• **Exercise goal**:
Scan the entries and tally the lines that include the string "content". Reply with the figure alone.
=======
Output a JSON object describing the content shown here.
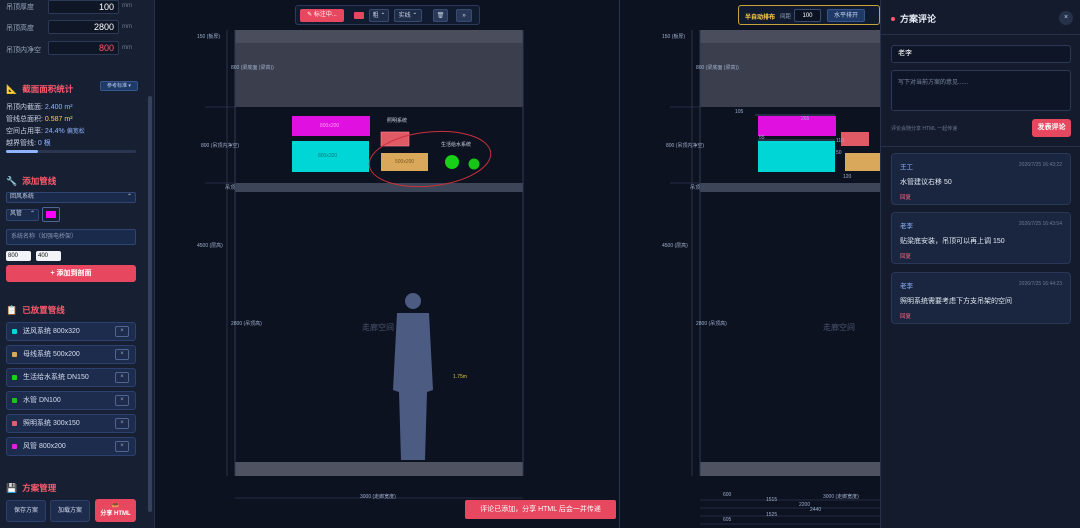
{
  "left_panel": {
    "ceiling_thickness": {
      "label": "吊顶厚度",
      "value": "100",
      "unit": "mm"
    },
    "ceiling_height": {
      "label": "吊顶高度",
      "value": "2800",
      "unit": "mm"
    },
    "ceiling_clearance": {
      "label": "吊顶内净空",
      "value": "800",
      "unit": "mm"
    },
    "section_stats": {
      "title": "截面面积统计",
      "ref_button": "参考标准 ▾",
      "inner_area_label": "吊顶内截面:",
      "inner_area_value": "2.400 m²",
      "pipe_area_label": "管线总面积:",
      "pipe_area_value": "0.587 m²",
      "usage_label": "空间占用率:",
      "usage_value": "24.4%",
      "usage_note": "偏宽松",
      "usage_fraction": 0.244,
      "cross_label": "越界管线:",
      "cross_value": "0 根"
    },
    "add_pipe": {
      "title": "添加管线",
      "system_select": "回风系统",
      "type_select": "风管",
      "color": "#ff00ff",
      "name_placeholder": "系统名称（如强电桥架）",
      "width": "800",
      "height": "400",
      "add_button": "+ 添加到剖面"
    },
    "placed": {
      "title": "已放置管线",
      "items": [
        {
          "label": "送风系统 800x320",
          "color": "#00d8d8",
          "remove": "×"
        },
        {
          "label": "母线系统 500x200",
          "color": "#d9a85a",
          "remove": "×"
        },
        {
          "label": "生活给水系统 DN150",
          "color": "#19d219",
          "remove": "×"
        },
        {
          "label": "水管 DN100",
          "color": "#19c419",
          "remove": "×"
        },
        {
          "label": "照明系统 300x150",
          "color": "#e06070",
          "remove": "×"
        },
        {
          "label": "风管 800x200",
          "color": "#e020e0",
          "remove": "×"
        }
      ]
    },
    "manage": {
      "title": "方案管理",
      "save": "保存方案",
      "load": "加载方案",
      "share": "分享 HTML"
    }
  },
  "canvas": {
    "toolbar_left": {
      "annotate": "✎ 标注中...",
      "stroke": "粗",
      "line": "实线",
      "extra": "»"
    },
    "toolbar_right": {
      "label": "半自动排布",
      "spacing_label": "间距",
      "spacing_value": "100",
      "horizontal": "水平排开"
    },
    "left_view": {
      "dims": {
        "top": "150 (板厚)",
        "beam": "800 (梁底面 (梁高))",
        "ceiling_space": "800 (吊顶内净空)",
        "total": "4500 (层高)",
        "clear": "2800 (吊顶高)",
        "width": "3000 (走廊宽度)",
        "ceiling_mark": "吊顶",
        "person_height": "1.75m",
        "corridor": "走廊空间"
      },
      "pipes": {
        "duct_purple": "800x200",
        "supply": "800x320",
        "busbar": "500x200",
        "lighting_label": "照明系统",
        "water_label": "生活给水系统"
      }
    },
    "right_view": {
      "dims": {
        "top": "150 (板厚)",
        "beam": "800 (梁底面 (梁高))",
        "ceiling_space": "800 (吊顶内净空)",
        "total": "4500 (层高)",
        "clear": "2800 (吊顶高)",
        "width": "3000 (走廊宽度)",
        "ceiling_mark": "吊顶",
        "corridor": "走廊空间",
        "d105": "105",
        "d265": "265",
        "d55": "55",
        "d110": "110",
        "d50": "50",
        "d120": "120",
        "b600": "600",
        "b1515": "1515",
        "b2200": "2200",
        "b2440": "2440",
        "b1525": "1525",
        "b605": "605"
      }
    },
    "toast": "评论已添加，分享 HTML 后会一并传递"
  },
  "comments": {
    "title": "方案评论",
    "close": "×",
    "name_value": "老李",
    "text_placeholder": "写下对当前方案的意见......",
    "hint": "评论会随分享 HTML 一起传递",
    "submit": "发表评论",
    "items": [
      {
        "author": "王工",
        "time": "2026/7/25 16:43:22",
        "content": "水管建议右移 50",
        "reply": "回复"
      },
      {
        "author": "老李",
        "time": "2026/7/25 16:43:54",
        "content": "贴梁底安装，吊顶可以再上调 150",
        "reply": "回复"
      },
      {
        "author": "老李",
        "time": "2026/7/25 16:44:23",
        "content": "照明系统需要考虑下方支吊架的空间",
        "reply": "回复"
      }
    ]
  },
  "colors": {
    "accent": "#e84760",
    "panel": "#172033",
    "canvas": "#0d1220"
  }
}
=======
• **Exercise solution**:
4